Get ready to glow.
Pieter Wuille stepped down as the longest sitting maintainer of BTC Core this month… Gloria Zhou (username “glozow”), after some controversy about her industry connections, was then very quickly made the first female maintainer of Bitcoin Core in his place!
Regardless of how you feel about maintainers or the process itself, there were some fascinating gems of conversation about Zhou’s coronation.
BTC contributor James O’Bierne opines:
“This is hard to express without coming off as impolite or ad hominem, but we have a pretty large plurality of young maintainers who don’t really have a lot of experience in other projects. Furthermore, this plurality seems pretty tightly linked in terms of funding, personal life, etc. to the point where I’ve heard concern expressed from other contributors that there may be a “virtuous circle” of mutual ACKs among maintainers. I’m not trying to criticize or alienate, but I think the potential for weirdness is growing.”
“If we’re going to have another maintainer, I’d like to see someone who is a little further removed, more experienced in the repo, and somewhat more disjointed from the funding/social graph.”

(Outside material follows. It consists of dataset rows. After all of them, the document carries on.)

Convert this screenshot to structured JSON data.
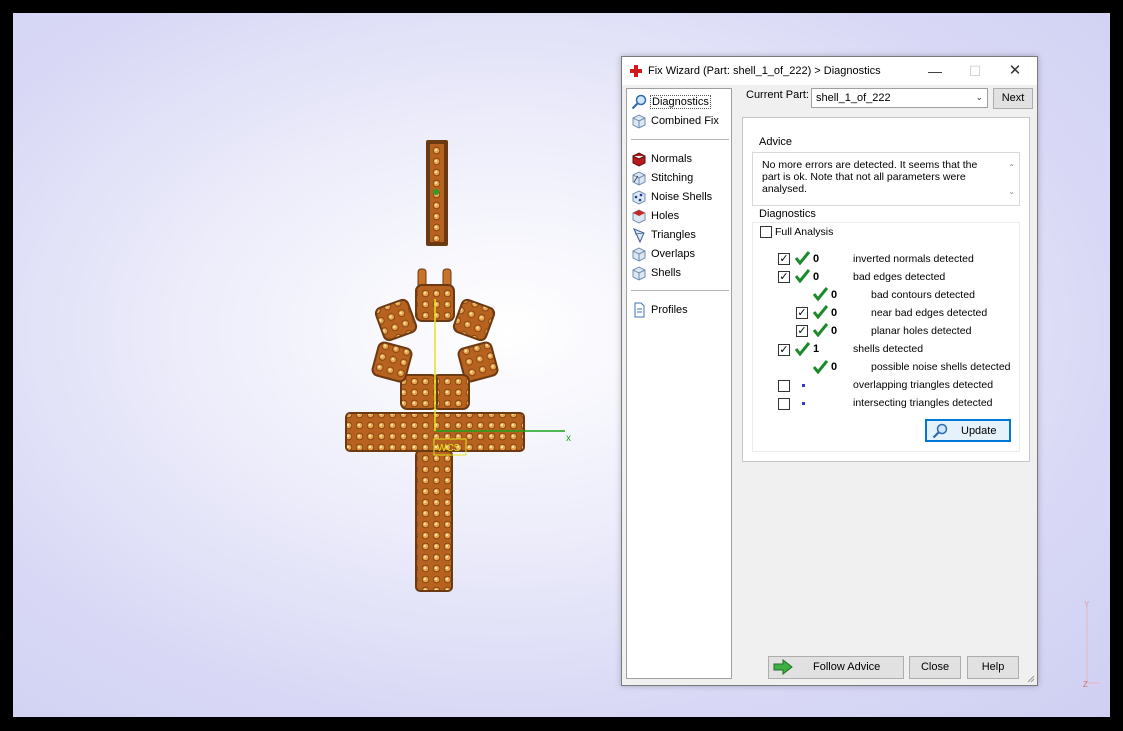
{
  "dialog": {
    "title": "Fix Wizard (Part: shell_1_of_222) > Diagnostics",
    "controls": {
      "minimize": "—",
      "maximize": "☐",
      "close": "✕"
    }
  },
  "nav": {
    "top_items": [
      {
        "label": "Diagnostics",
        "icon": "magnifier-icon"
      },
      {
        "label": "Combined Fix",
        "icon": "cube-icon"
      }
    ],
    "fix_items": [
      {
        "label": "Normals",
        "icon": "normals-cube-icon"
      },
      {
        "label": "Stitching",
        "icon": "stitching-cube-icon"
      },
      {
        "label": "Noise Shells",
        "icon": "noise-shells-icon"
      },
      {
        "label": "Holes",
        "icon": "holes-cube-icon"
      },
      {
        "label": "Triangles",
        "icon": "triangles-icon"
      },
      {
        "label": "Overlaps",
        "icon": "overlaps-cube-icon"
      },
      {
        "label": "Shells",
        "icon": "shells-cube-icon"
      }
    ],
    "profiles": {
      "label": "Profiles",
      "icon": "document-icon"
    }
  },
  "current_part": {
    "label": "Current Part:",
    "value": "shell_1_of_222",
    "next": "Next"
  },
  "advice": {
    "title": "Advice",
    "text": "No more errors are detected. It seems that the part is ok. Note that not all parameters were analysed."
  },
  "diagnostics": {
    "title": "Diagnostics",
    "full_analysis": {
      "label": "Full Analysis",
      "checked": false
    },
    "rows": [
      {
        "checkbox": true,
        "checked": true,
        "status": "ok",
        "count": "0",
        "label": "inverted normals detected",
        "indent": 0
      },
      {
        "checkbox": true,
        "checked": true,
        "status": "ok",
        "count": "0",
        "label": "bad edges detected",
        "indent": 0
      },
      {
        "checkbox": false,
        "checked": false,
        "status": "ok",
        "count": "0",
        "label": "bad contours detected",
        "indent": 1
      },
      {
        "checkbox": true,
        "checked": true,
        "status": "ok",
        "count": "0",
        "label": "near bad edges detected",
        "indent": 1
      },
      {
        "checkbox": true,
        "checked": true,
        "status": "ok",
        "count": "0",
        "label": "planar holes detected",
        "indent": 1
      },
      {
        "checkbox": true,
        "checked": true,
        "status": "ok",
        "count": "1",
        "label": "shells detected",
        "indent": 0
      },
      {
        "checkbox": false,
        "checked": false,
        "status": "ok",
        "count": "0",
        "label": "possible noise shells detected",
        "indent": 1
      },
      {
        "checkbox": true,
        "checked": false,
        "status": "none",
        "count": "",
        "label": "overlapping triangles detected",
        "indent": 0
      },
      {
        "checkbox": true,
        "checked": false,
        "status": "none",
        "count": "",
        "label": "intersecting triangles detected",
        "indent": 0
      }
    ],
    "update": "Update"
  },
  "buttons": {
    "follow_advice": "Follow Advice",
    "close": "Close",
    "help": "Help"
  },
  "viewport": {
    "axis_label_x": "x",
    "axis_label_y": "Y",
    "axis_label_z": "Z",
    "corner_y": "Y",
    "corner_z": "Z",
    "wcs_label": "WCS"
  },
  "colors": {
    "background_light": "#ffffff",
    "background_blue": "#cfcff2",
    "model_orange": "#c8732a",
    "model_dark": "#6b3a12",
    "gem": "#e8c07a",
    "axis_x": "#1aa21a",
    "axis_y": "#e3e31a",
    "tick_green": "#1a8a2a",
    "title_icon_red": "#d21a1a"
  }
}
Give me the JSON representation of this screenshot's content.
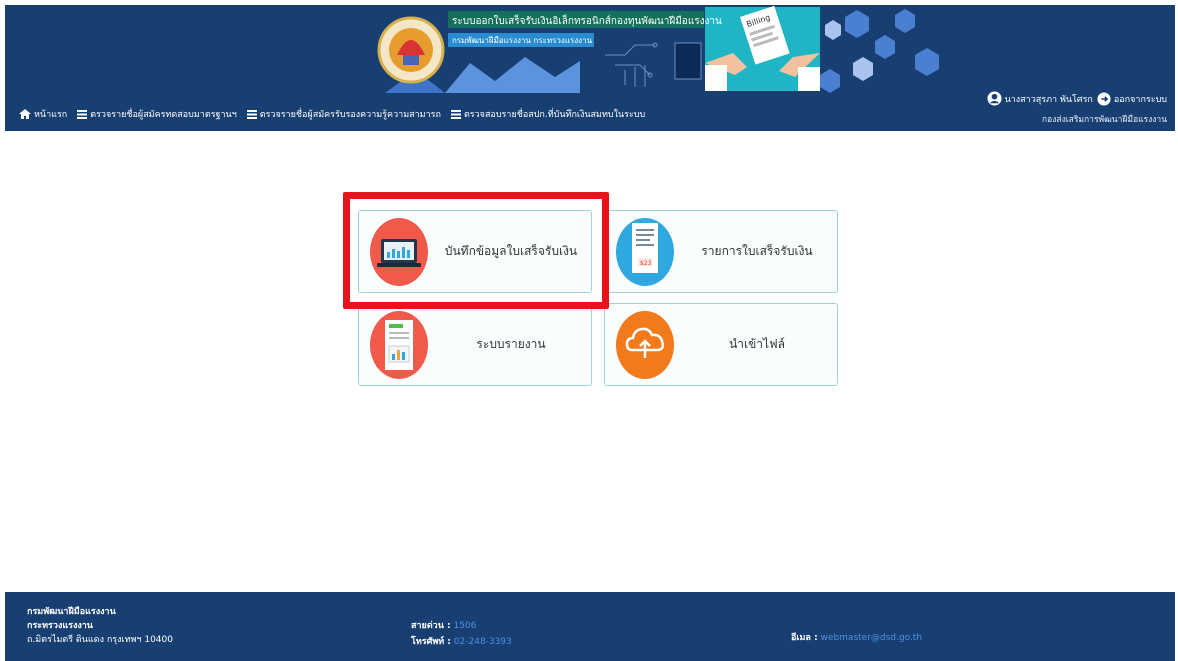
{
  "header": {
    "title_th": "ระบบออกใบเสร็จรับเงินอิเล็กทรอนิกส์กองทุนพัฒนาฝีมือแรงงาน",
    "subtitle_th": "กรมพัฒนาฝีมือแรงงาน กระทรวงแรงงาน",
    "receipt_word": "Billing"
  },
  "nav": {
    "items": [
      {
        "label": "หน้าแรก",
        "icon": "home-icon"
      },
      {
        "label": "ตรวจรายชื่อผู้สมัครทดสอบมาตรฐานฯ",
        "icon": "list-icon"
      },
      {
        "label": "ตรวจรายชื่อผู้สมัครรับรองความรู้ความสามารถ",
        "icon": "list-icon"
      },
      {
        "label": "ตรวจสอบรายชื่อสปก.ที่บันทึกเงินสมทบในระบบ",
        "icon": "list-icon"
      }
    ]
  },
  "user": {
    "name": "นางสาวสุรภา พันโศรก",
    "logout": "ออกจากระบบ",
    "department": "กองส่งเสริมการพัฒนาฝีมือแรงงาน"
  },
  "menu": {
    "cards": [
      {
        "label": "บันทึกข้อมูลใบเสร็จรับเงิน",
        "icon": "laptop-chart-icon",
        "color": "#ef5a4a"
      },
      {
        "label": "รายการใบเสร็จรับเงิน",
        "icon": "receipt-icon",
        "color": "#2fa8df",
        "amount": "$23"
      },
      {
        "label": "ระบบรายงาน",
        "icon": "report-icon",
        "color": "#ef5a4a"
      },
      {
        "label": "นำเข้าไฟล์",
        "icon": "cloud-upload-icon",
        "color": "#f07a1c"
      }
    ]
  },
  "footer": {
    "org1": "กรมพัฒนาฝีมือแรงงาน",
    "org2": "กระทรวงแรงงาน",
    "address": "ถ.มิตรไมตรี ดินแดง กรุงเทพฯ 10400",
    "hotline_label": "สายด่วน :",
    "hotline": "1506",
    "phone_label": "โทรศัพท์ :",
    "phone": "02-248-3393",
    "email_label": "อีเมล :",
    "email": "webmaster@dsd.go.th"
  },
  "colors": {
    "header_bg": "#173f72",
    "highlight": "#e8141c",
    "card_border": "#9fd3dc"
  }
}
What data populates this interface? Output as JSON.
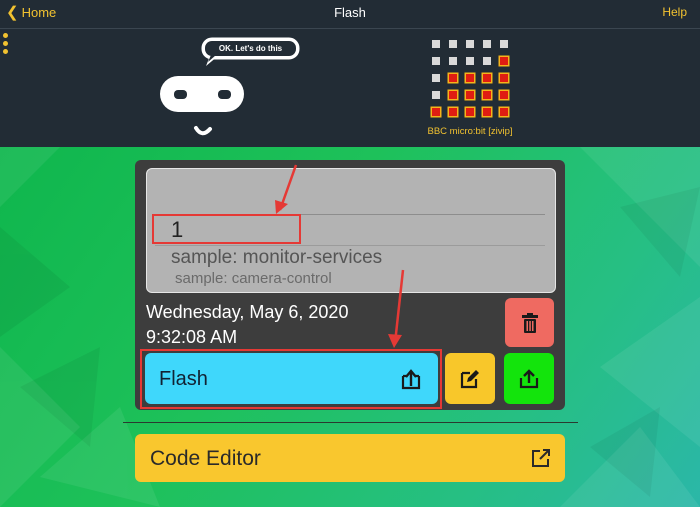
{
  "nav": {
    "back_label": "Home",
    "title": "Flash",
    "help_label": "Help"
  },
  "mascot": {
    "speech": "OK. Let's do this"
  },
  "device": {
    "name": "BBC micro:bit [zivip]",
    "led_rows": [
      [
        0,
        0,
        0,
        0,
        0
      ],
      [
        0,
        0,
        0,
        0,
        1
      ],
      [
        0,
        1,
        1,
        1,
        1
      ],
      [
        0,
        1,
        1,
        1,
        1
      ],
      [
        1,
        1,
        1,
        1,
        1
      ]
    ]
  },
  "project": {
    "preview": {
      "name": "1",
      "sample1": "sample: monitor-services",
      "sample2": "sample: camera-control"
    },
    "date": "Wednesday, May 6, 2020",
    "time": "9:32:08 AM"
  },
  "actions": {
    "flash_label": "Flash",
    "code_editor_label": "Code Editor"
  },
  "colors": {
    "accent": "#f2c230",
    "flash_button": "#3fd7fb",
    "edit_button": "#f8c72a",
    "share_button": "#13e40c",
    "delete_button": "#ef6a61",
    "annotation": "#e53935"
  },
  "icons": {
    "back": "chevron-left-icon",
    "menu": "more-vertical-icon",
    "delete": "trash-icon",
    "flash": "upload-icon",
    "edit": "edit-icon",
    "share": "share-icon",
    "open": "external-link-icon"
  }
}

“If maintainers really are just ‘janitors,’ why do we need another maintainer? Do we need to revisit the role of maintainers? Should they be expected to take a more active role in setting goals for regions of the system—if so, that’s okay (and I think might even solve some problems!) but we should make that explicit instead of just repeating this maintainers-are-just-janitors line while kind of implicitly expecting something else.”
“If this pull request is merged, there will be 7 maintainers and 3 funded by Brink. This was even mentioned by @0xB10C as nit in meeting. Bitcoin has only 1 implementation used by majority of nodes. It would be better if maintainers were from different parts of world and funded by different organizations. Being anon could also be helpful.”
The pull request is full of interesting criticisms about the problems of conflicts of interest, sponsorship and the powerful role of a maintainer in the first place.
The issue may be best summarized here:
“My main concern is that @glozow is a not-impartial participant in the development… I think her role as a maintainer might muddy the waters, and cause others to be more likely to defer to her proposals on the basis of perceived hierarchy.”
The issue is hierarchy. Bitcoin was designed to mimic a physical commodity in that it cannot be changed and therefore has value as a commodity asset in the real economy.
History (and now this new addition to BTC’s ongoing story of constant, chaotic protocol change) has shown the increasingly political nature of being a BTC maintainer which calls into question whether BTC is a commodity at all. If it has political factions, sponsors, corporate interests and an unknown roadmap, then not only is BTC’s presumptions of “sound money” spurious, but courts may find that developers act as fiduciaries over what is essentially a centrally issued security offering by the BTC developers.
The important thing to remember is precedent.
The Supreme Court is fresh in the news, but few know that Madison vs Marbury is the case that led to the validity of the Roe V Wade decision in 1973 and led to its undoing by the same case law precedent in 2022. The Madison case was from 1803, which is a really great reminder that the decisions we make really do matter! This isn’t law or governance. Politicizing the court or Bitcoin processes which aren’t supposed to exist in the first place just leads to complete chaos! And in Bitcoin, if we introduce a convoluted governance process, there’s no telling what it becomes over time.
In my opinion, it becomes nothing if it is not sound money, set in stone and secured exclusively by honest nodes committing proof of work to the original rule set. But I’ve always been a stickler for first principles.
New to Bitcoin? Check out CoinGeek’s Bitcoin for Beginners section, the ultimate resource guide to learn more about Bitcoin—as originally envisioned by Satoshi Nakamoto—and blockchain.